Problem statement: Go through the records below line by line and report how many lines include "response", giving the number only.

Data about app and page elements:
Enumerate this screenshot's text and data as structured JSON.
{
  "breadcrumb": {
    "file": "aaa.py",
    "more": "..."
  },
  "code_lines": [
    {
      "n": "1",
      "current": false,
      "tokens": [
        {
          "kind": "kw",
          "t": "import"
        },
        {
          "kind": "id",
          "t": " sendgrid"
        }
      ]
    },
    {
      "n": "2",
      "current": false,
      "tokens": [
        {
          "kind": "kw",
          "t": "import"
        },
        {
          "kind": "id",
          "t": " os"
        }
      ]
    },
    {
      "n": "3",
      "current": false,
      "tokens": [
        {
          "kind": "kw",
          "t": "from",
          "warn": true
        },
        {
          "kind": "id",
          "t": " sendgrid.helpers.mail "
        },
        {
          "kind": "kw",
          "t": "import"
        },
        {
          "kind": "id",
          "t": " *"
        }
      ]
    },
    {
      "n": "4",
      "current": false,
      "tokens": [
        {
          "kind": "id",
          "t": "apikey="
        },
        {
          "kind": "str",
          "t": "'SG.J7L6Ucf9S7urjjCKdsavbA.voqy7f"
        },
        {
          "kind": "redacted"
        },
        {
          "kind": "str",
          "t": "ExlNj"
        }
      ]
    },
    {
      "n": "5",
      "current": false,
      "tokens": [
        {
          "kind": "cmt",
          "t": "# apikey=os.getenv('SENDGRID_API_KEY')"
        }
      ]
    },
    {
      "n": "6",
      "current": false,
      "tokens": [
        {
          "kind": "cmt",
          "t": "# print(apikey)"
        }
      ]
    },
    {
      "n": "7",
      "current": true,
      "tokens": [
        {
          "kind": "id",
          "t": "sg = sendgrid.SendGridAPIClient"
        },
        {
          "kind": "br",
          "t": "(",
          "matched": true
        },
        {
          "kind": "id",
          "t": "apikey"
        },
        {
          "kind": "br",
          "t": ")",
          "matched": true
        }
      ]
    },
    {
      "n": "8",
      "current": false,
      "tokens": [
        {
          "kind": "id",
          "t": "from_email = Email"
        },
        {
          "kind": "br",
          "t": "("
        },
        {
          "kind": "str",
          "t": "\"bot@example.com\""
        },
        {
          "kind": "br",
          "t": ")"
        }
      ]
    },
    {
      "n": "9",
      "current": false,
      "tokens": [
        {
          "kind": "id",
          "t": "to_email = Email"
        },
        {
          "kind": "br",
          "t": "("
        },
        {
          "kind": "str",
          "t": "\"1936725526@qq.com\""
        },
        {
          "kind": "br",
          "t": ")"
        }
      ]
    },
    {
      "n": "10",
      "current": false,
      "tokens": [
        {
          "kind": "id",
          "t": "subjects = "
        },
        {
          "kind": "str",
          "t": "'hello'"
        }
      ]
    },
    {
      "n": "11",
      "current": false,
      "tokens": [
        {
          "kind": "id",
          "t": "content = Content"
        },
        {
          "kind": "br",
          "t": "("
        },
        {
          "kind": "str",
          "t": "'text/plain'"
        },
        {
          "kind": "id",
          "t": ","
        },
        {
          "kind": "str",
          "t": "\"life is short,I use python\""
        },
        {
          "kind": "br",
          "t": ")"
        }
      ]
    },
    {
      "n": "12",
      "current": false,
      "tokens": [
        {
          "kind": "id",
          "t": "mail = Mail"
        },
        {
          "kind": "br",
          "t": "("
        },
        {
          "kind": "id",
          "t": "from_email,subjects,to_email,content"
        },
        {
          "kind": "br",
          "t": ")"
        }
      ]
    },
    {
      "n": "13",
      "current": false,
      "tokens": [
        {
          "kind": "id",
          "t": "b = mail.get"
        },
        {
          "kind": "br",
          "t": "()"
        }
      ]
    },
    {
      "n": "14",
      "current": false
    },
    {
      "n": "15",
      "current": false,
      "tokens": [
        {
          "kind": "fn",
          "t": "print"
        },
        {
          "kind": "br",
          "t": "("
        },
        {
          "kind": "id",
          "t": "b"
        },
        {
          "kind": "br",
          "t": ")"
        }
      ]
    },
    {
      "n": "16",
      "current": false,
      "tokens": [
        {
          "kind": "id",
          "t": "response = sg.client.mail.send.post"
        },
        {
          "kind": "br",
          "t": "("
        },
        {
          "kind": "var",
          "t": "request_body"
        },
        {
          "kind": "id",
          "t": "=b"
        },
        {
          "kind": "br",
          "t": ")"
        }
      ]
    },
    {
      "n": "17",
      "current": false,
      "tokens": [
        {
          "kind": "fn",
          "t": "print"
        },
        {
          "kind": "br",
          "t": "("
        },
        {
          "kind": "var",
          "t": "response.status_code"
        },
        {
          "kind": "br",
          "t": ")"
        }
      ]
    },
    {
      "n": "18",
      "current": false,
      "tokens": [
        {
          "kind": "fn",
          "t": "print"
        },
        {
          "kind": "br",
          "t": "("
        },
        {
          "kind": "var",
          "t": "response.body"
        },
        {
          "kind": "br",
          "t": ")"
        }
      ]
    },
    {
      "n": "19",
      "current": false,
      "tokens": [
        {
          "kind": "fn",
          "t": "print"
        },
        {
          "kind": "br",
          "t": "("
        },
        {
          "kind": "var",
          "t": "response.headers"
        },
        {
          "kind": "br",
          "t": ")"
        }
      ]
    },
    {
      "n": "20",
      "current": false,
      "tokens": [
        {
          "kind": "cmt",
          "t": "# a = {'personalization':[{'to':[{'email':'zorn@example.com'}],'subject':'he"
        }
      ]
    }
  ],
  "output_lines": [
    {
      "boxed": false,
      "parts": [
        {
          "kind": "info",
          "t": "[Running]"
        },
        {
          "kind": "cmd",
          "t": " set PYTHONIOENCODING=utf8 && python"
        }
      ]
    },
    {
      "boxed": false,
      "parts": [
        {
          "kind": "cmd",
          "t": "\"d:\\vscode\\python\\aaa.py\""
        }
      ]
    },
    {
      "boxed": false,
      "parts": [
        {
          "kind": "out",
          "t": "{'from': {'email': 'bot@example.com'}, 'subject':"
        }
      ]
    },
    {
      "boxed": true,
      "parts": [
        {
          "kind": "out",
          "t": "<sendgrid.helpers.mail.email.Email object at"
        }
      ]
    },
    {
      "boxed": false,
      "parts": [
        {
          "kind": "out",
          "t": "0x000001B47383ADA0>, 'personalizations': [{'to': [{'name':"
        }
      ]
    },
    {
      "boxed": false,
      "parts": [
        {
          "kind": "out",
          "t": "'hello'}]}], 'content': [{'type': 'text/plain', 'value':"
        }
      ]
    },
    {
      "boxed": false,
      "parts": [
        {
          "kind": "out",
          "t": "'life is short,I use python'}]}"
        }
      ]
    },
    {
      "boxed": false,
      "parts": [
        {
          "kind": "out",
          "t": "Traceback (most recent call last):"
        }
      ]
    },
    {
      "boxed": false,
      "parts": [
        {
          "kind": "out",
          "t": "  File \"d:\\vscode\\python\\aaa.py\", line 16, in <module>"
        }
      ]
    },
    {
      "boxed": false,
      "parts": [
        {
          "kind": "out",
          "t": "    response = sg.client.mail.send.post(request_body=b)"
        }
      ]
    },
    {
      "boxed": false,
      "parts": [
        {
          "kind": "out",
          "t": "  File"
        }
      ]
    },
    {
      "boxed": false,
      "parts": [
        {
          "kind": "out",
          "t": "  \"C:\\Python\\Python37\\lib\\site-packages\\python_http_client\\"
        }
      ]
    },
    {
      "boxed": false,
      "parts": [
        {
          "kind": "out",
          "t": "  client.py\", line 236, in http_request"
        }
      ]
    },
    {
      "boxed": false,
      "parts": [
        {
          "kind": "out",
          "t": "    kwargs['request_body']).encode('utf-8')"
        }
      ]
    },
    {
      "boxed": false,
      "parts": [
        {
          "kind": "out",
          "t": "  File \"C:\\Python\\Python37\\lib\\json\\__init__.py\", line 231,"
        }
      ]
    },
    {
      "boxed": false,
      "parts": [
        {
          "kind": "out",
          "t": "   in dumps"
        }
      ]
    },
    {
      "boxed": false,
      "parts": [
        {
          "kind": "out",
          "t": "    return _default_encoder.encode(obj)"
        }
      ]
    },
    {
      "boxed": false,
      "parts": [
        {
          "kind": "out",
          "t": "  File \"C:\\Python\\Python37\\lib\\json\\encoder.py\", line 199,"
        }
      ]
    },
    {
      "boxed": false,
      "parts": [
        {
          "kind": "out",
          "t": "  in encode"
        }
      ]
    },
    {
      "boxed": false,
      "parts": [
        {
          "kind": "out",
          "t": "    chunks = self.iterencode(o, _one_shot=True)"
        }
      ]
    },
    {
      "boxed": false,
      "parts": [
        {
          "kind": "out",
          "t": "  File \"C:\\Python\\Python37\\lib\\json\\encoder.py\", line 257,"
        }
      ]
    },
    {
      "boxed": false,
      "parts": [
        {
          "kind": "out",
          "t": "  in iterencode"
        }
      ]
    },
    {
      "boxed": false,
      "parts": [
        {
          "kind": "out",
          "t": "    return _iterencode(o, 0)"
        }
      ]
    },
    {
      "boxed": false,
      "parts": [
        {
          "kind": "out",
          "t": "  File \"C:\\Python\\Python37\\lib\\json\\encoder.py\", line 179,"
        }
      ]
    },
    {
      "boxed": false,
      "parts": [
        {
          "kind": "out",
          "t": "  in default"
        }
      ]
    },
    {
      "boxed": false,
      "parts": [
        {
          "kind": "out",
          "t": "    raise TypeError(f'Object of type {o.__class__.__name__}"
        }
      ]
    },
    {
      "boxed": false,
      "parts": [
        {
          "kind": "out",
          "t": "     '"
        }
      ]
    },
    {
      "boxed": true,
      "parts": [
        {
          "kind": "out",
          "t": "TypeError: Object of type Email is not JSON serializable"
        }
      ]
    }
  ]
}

Answer box: 5